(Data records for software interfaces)
-.-.-

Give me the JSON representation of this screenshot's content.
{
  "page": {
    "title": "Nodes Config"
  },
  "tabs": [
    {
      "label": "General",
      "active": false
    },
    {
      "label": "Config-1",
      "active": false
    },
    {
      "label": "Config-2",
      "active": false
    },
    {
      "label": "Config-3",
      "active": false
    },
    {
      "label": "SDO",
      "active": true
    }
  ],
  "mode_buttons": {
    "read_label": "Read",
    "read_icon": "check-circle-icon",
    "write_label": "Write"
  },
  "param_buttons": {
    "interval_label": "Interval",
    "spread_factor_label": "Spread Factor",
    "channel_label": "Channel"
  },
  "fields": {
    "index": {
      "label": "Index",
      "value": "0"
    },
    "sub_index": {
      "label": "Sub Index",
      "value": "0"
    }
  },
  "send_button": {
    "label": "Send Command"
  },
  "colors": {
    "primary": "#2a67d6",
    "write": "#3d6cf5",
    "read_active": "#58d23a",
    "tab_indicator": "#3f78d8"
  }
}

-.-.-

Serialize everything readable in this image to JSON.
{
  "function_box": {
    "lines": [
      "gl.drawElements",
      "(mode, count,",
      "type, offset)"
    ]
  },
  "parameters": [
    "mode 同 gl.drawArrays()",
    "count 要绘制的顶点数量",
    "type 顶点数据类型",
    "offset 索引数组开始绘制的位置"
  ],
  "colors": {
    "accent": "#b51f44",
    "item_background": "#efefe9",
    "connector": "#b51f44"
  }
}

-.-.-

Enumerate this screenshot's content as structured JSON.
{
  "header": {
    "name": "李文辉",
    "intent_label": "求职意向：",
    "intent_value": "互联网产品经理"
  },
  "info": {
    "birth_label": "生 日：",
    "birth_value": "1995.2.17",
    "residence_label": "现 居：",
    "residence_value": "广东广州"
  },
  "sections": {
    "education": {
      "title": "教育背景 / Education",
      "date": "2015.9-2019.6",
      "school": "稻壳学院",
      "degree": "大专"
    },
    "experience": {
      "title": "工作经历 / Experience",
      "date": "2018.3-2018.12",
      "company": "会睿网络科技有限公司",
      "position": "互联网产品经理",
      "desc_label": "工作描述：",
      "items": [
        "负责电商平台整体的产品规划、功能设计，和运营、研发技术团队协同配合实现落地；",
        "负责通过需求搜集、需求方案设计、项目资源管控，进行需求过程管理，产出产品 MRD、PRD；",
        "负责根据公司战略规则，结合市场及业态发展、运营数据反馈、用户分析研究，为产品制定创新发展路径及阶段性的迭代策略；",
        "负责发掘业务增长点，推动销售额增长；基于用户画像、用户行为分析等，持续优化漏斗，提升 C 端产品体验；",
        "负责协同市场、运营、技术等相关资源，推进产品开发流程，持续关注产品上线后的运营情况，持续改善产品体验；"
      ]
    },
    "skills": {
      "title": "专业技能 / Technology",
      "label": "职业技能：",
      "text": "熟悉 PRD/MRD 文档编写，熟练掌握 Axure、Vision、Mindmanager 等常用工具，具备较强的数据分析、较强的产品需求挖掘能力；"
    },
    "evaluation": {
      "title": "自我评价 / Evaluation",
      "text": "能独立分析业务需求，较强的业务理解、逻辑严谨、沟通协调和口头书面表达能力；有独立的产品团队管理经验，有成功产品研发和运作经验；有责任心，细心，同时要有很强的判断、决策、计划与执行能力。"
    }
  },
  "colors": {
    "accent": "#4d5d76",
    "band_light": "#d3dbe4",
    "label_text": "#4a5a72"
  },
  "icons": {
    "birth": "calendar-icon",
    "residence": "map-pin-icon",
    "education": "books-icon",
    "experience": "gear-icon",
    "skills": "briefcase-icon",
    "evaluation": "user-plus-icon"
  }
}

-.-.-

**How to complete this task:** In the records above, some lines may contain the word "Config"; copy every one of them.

**The answer:**
    "title": "Nodes Config"
      "label": "Config-1",
      "label": "Config-2",
      "label": "Config-3",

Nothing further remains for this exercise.